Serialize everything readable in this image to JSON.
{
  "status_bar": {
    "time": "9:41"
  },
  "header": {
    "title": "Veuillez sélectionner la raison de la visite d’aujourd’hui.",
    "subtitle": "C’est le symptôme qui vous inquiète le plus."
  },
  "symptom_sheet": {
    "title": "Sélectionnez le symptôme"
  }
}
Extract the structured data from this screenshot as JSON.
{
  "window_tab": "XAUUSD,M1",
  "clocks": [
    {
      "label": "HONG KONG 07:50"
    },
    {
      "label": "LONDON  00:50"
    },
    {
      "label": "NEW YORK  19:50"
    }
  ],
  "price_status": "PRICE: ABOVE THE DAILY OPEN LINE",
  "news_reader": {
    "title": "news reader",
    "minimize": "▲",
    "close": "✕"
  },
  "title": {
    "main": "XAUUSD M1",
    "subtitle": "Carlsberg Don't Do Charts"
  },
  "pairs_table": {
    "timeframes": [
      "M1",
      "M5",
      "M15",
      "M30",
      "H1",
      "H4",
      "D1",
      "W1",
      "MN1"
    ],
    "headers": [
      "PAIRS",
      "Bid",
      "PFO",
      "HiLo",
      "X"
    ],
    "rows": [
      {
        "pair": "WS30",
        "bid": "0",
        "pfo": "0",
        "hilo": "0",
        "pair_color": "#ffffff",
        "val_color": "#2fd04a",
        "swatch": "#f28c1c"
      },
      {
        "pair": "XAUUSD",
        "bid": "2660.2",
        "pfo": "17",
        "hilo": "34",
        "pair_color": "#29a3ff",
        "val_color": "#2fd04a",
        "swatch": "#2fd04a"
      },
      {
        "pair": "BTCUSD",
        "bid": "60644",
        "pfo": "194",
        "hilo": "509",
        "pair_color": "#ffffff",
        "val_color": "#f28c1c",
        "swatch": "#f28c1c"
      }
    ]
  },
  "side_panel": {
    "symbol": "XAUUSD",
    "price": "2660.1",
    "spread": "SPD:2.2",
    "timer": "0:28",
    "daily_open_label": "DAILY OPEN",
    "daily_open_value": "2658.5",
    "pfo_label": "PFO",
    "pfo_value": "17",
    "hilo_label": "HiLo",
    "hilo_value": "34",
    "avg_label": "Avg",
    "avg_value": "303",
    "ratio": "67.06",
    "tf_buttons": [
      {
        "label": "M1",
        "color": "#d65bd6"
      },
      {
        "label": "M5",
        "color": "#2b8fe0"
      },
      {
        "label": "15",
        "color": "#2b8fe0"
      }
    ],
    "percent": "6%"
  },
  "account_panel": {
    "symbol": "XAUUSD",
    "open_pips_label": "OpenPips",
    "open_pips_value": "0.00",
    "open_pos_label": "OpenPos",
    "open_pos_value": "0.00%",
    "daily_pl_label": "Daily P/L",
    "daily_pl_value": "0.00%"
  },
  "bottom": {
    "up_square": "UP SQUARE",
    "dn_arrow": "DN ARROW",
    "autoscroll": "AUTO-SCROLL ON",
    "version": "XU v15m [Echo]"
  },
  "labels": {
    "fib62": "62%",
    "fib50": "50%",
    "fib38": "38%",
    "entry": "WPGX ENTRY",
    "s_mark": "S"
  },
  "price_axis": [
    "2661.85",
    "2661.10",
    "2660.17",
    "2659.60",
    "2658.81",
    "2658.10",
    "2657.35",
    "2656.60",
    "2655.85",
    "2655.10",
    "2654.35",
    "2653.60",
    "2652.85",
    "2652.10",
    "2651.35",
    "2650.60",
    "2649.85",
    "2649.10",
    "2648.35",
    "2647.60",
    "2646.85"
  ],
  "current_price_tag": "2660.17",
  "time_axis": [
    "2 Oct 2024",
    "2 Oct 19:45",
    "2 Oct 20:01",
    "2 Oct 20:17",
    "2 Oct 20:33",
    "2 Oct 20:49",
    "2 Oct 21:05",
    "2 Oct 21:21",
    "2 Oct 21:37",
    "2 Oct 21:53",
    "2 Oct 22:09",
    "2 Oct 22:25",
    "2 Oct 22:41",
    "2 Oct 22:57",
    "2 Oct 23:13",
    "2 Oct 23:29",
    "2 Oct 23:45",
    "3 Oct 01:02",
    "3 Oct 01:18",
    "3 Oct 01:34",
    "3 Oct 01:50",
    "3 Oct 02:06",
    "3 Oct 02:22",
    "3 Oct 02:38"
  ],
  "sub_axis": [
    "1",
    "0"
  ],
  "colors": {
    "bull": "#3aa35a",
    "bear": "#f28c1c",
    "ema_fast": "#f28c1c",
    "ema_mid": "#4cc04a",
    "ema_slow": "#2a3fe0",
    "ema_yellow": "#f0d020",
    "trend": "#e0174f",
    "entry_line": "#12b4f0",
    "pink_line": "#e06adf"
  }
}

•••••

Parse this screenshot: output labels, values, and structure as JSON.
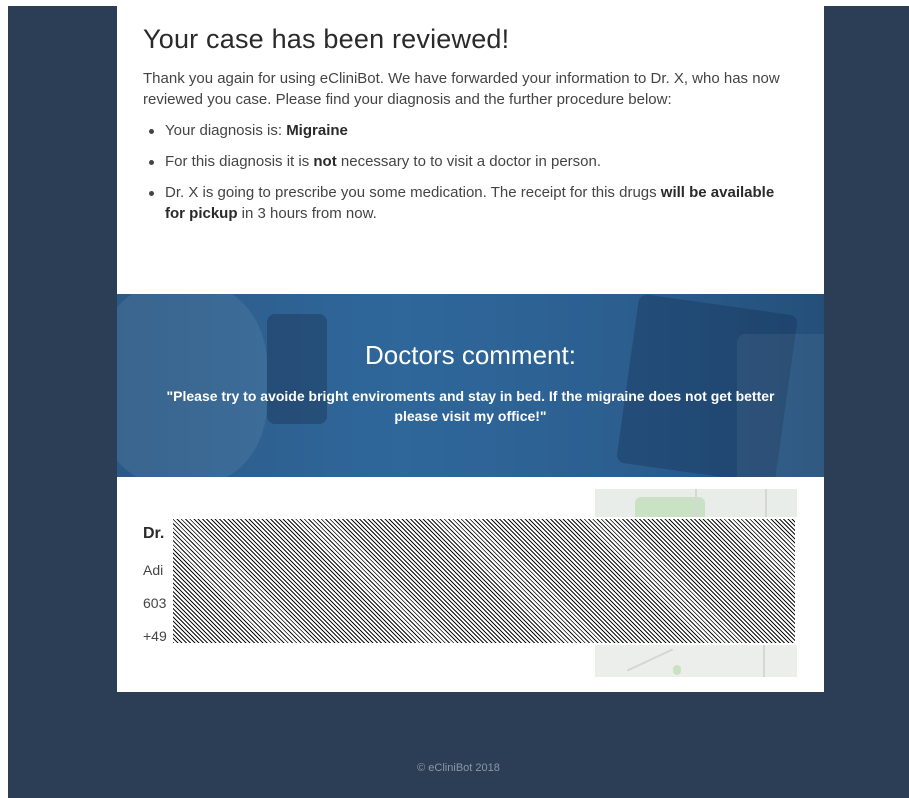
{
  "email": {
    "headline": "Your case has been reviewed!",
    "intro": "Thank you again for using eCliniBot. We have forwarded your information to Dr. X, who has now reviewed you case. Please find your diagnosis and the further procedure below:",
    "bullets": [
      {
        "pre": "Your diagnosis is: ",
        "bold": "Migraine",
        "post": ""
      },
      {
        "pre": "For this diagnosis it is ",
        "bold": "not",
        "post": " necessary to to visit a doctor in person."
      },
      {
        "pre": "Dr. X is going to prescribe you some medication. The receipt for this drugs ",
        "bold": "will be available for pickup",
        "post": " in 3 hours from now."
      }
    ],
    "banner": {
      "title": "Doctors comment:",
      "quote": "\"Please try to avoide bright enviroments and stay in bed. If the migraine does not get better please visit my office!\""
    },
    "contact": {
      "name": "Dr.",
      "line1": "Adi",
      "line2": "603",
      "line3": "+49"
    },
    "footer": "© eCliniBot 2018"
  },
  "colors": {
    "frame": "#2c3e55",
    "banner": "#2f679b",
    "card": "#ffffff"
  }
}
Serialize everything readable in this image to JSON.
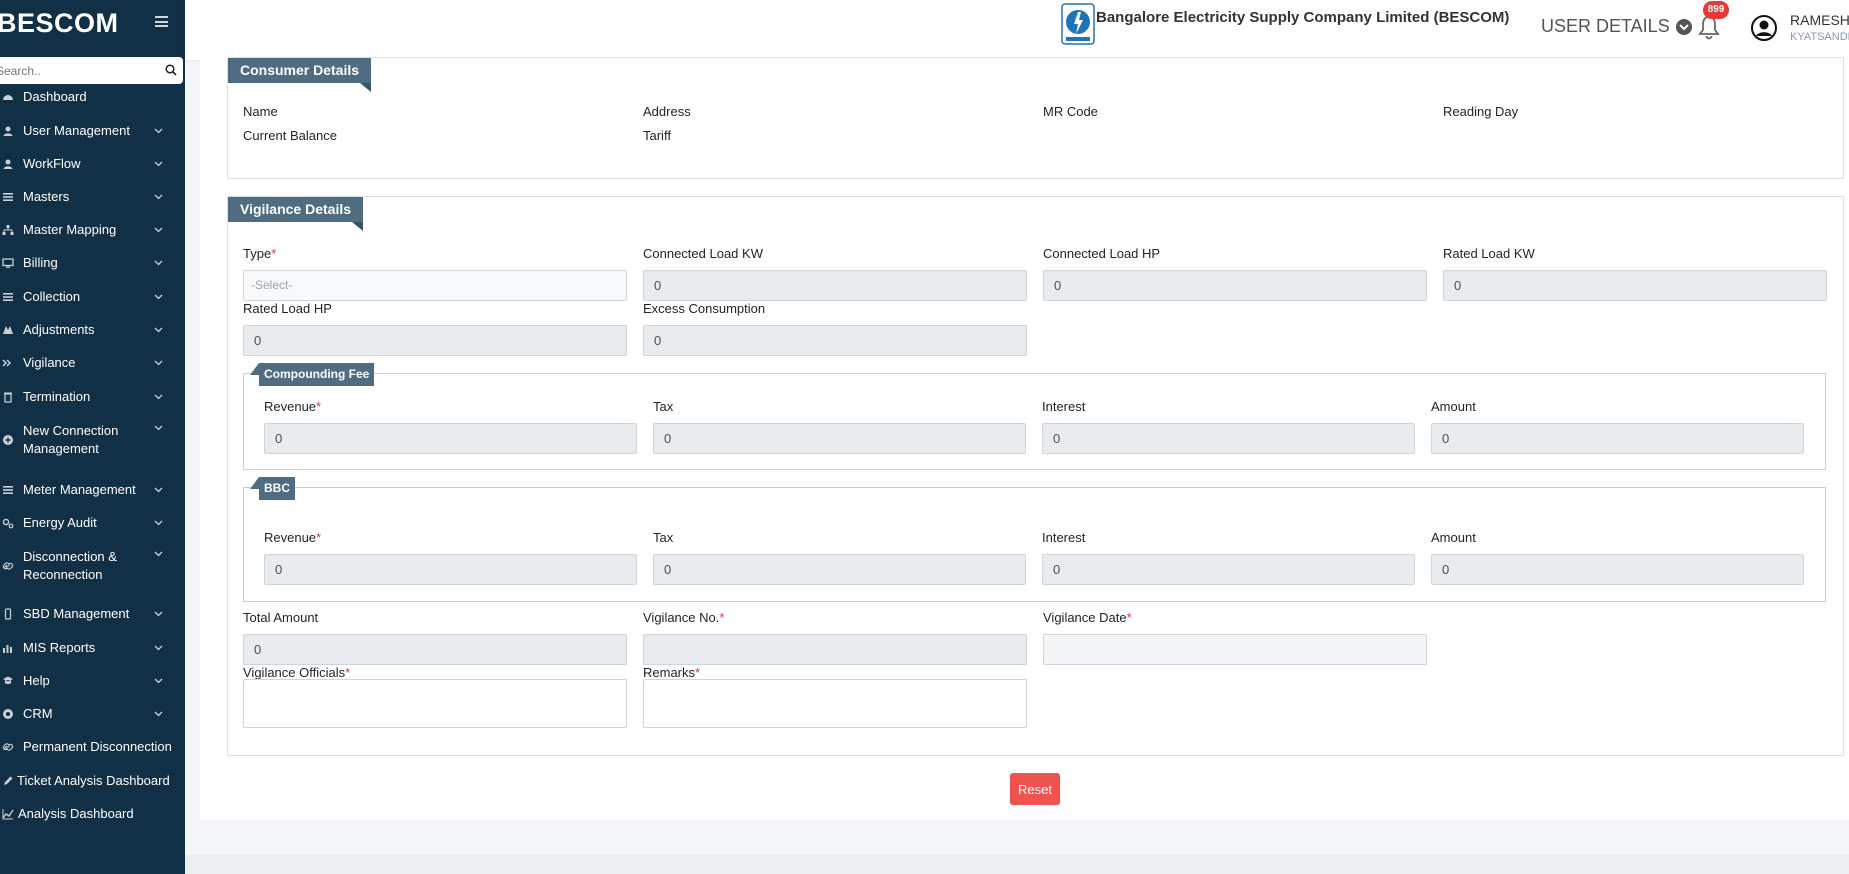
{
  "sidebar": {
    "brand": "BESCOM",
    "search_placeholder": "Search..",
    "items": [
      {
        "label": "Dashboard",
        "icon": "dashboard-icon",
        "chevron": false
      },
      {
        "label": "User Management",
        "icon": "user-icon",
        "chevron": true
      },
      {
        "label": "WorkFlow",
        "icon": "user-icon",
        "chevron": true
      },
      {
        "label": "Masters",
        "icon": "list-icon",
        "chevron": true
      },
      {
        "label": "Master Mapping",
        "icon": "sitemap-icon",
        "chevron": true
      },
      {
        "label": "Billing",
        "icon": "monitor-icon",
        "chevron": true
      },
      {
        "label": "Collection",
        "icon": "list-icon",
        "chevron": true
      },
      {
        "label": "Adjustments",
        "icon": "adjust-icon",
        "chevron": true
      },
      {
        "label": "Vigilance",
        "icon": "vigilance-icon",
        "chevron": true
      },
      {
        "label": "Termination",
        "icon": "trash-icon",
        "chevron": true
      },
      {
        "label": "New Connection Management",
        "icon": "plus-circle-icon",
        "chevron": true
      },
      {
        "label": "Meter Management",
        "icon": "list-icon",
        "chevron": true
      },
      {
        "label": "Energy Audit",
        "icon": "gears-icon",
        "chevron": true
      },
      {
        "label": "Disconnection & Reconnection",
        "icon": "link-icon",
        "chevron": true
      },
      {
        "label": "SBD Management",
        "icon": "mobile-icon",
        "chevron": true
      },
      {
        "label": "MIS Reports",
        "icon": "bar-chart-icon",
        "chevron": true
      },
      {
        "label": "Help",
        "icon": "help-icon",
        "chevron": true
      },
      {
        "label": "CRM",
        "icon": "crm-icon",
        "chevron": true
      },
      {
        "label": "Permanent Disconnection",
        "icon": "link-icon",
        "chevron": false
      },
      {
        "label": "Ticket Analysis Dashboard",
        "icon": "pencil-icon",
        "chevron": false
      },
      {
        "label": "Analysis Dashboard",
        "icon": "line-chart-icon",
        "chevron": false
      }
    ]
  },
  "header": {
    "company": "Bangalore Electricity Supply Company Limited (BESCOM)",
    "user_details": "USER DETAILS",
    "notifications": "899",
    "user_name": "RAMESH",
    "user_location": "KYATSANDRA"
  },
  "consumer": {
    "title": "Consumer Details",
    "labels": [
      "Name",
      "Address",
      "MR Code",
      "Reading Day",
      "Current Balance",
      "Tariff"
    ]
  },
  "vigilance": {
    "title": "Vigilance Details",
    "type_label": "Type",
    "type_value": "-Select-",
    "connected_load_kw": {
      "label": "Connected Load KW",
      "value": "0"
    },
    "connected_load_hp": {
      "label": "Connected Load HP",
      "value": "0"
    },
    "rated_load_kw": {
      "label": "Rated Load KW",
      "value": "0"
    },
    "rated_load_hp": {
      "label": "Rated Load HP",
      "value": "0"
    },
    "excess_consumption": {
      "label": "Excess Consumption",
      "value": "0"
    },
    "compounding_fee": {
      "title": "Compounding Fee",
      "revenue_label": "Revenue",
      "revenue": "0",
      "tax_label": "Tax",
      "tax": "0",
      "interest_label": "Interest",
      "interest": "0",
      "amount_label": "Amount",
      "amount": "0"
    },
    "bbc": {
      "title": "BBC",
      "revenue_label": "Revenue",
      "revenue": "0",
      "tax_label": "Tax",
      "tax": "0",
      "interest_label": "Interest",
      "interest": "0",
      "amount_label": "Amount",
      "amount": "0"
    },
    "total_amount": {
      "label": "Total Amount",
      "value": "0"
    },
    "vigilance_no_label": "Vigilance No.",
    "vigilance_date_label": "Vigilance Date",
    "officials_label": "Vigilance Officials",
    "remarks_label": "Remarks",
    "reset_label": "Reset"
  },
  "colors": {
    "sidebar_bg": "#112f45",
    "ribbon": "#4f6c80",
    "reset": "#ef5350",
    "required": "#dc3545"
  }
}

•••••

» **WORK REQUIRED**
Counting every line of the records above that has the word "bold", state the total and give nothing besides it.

» **ANSWER SPACE**
3